***** Extracted data

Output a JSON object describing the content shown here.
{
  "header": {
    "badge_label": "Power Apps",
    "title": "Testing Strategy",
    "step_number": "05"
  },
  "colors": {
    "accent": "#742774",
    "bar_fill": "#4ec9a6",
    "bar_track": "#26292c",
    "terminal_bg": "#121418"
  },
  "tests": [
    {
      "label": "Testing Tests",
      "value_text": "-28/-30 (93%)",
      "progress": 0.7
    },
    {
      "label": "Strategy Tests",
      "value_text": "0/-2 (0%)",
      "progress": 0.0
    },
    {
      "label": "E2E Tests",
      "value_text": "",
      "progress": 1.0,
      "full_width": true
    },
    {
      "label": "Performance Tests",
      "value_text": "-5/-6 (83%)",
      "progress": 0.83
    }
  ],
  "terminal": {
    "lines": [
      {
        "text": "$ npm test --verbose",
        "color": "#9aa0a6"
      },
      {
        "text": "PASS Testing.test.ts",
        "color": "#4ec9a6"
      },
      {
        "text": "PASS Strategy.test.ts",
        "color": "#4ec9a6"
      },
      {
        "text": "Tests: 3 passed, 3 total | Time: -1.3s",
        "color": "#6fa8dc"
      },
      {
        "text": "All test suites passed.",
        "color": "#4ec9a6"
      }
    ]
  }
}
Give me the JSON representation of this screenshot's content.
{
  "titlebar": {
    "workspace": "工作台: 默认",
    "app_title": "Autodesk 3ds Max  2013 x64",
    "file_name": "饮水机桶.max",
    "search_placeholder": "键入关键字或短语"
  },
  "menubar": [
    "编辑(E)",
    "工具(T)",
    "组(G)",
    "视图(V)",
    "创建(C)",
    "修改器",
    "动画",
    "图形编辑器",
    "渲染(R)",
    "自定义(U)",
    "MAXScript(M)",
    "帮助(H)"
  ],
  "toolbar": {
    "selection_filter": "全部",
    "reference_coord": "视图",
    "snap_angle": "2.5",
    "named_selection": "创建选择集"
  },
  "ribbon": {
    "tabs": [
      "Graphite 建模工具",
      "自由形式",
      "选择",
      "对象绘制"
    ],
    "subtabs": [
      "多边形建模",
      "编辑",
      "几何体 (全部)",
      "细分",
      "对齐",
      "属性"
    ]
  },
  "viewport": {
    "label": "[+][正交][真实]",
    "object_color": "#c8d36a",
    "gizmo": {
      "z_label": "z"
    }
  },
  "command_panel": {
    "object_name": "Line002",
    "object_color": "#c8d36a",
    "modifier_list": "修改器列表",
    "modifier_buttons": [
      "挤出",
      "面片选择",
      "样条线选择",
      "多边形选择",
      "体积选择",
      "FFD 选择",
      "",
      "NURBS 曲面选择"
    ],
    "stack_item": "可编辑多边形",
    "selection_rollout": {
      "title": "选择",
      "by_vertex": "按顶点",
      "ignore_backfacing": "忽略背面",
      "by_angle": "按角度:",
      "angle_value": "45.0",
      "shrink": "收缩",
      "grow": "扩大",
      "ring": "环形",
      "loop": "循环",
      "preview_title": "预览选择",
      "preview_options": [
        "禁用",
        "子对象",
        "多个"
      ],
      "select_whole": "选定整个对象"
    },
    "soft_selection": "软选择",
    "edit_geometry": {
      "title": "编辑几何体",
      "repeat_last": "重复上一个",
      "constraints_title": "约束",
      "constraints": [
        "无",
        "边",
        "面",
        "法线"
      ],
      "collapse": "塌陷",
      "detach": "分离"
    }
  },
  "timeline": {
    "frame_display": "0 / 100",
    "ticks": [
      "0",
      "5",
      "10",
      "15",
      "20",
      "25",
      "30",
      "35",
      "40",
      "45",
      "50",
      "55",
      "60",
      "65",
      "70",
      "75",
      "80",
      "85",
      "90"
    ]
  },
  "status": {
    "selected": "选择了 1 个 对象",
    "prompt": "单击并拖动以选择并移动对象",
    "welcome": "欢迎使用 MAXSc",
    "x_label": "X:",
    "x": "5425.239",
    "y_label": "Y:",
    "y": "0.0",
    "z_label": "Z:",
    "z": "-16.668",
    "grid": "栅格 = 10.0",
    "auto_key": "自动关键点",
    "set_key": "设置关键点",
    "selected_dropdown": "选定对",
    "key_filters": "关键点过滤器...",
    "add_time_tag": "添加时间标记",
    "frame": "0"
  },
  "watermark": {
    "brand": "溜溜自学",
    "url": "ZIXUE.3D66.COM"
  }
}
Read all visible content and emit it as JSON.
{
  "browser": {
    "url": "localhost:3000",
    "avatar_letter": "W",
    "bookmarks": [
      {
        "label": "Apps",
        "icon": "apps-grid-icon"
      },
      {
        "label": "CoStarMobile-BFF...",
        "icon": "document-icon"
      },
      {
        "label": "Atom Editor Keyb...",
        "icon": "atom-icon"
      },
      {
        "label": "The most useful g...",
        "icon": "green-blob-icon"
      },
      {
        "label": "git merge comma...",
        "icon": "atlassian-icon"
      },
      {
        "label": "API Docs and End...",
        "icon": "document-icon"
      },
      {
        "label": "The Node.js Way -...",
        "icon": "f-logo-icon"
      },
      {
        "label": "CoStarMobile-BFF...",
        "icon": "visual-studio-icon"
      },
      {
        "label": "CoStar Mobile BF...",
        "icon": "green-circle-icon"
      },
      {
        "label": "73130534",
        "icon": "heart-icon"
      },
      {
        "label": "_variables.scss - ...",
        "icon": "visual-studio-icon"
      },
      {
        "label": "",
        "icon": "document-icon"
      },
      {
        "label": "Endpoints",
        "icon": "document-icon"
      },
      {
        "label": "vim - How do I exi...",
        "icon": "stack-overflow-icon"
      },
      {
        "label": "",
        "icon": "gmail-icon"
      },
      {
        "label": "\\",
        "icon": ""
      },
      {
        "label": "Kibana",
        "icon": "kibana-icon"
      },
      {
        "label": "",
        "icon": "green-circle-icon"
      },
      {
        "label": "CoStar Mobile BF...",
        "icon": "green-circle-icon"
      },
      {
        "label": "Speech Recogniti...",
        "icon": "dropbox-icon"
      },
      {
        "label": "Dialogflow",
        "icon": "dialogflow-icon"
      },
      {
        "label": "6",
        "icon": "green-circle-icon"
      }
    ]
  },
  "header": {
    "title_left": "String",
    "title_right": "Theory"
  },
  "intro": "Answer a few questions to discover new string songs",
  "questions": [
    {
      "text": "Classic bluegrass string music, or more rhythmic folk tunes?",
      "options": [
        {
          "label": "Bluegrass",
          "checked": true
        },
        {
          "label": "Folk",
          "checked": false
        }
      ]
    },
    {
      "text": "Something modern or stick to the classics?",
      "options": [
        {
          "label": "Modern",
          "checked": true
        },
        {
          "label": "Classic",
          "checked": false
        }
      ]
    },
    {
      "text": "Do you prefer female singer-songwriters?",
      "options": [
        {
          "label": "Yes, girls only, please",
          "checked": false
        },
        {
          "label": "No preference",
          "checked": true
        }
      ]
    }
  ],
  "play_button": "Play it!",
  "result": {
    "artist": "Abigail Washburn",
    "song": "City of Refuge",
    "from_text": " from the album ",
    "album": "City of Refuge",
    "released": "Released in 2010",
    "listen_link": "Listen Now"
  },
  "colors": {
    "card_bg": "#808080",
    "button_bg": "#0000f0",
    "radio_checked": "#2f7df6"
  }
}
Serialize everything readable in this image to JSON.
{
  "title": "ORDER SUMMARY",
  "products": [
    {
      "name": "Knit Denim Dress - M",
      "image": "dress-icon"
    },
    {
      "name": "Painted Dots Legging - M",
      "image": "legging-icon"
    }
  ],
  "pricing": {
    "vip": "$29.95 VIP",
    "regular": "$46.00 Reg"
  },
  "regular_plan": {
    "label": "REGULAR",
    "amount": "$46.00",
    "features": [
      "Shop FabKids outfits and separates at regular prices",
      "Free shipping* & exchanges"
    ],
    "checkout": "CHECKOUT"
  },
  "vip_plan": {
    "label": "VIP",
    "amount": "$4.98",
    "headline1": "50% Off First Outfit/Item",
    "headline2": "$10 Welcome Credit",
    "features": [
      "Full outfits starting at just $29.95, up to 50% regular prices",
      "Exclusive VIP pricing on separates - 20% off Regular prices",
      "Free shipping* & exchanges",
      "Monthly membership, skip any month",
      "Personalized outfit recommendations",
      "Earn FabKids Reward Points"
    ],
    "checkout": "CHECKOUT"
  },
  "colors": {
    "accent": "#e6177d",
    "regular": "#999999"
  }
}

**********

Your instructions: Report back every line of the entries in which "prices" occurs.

Response area:
      "Shop FabKids outfits and separates at regular prices",
      "Full outfits starting at just $29.95, up to 50% regular prices",
      "Exclusive VIP pricing on separates - 20% off Regular prices",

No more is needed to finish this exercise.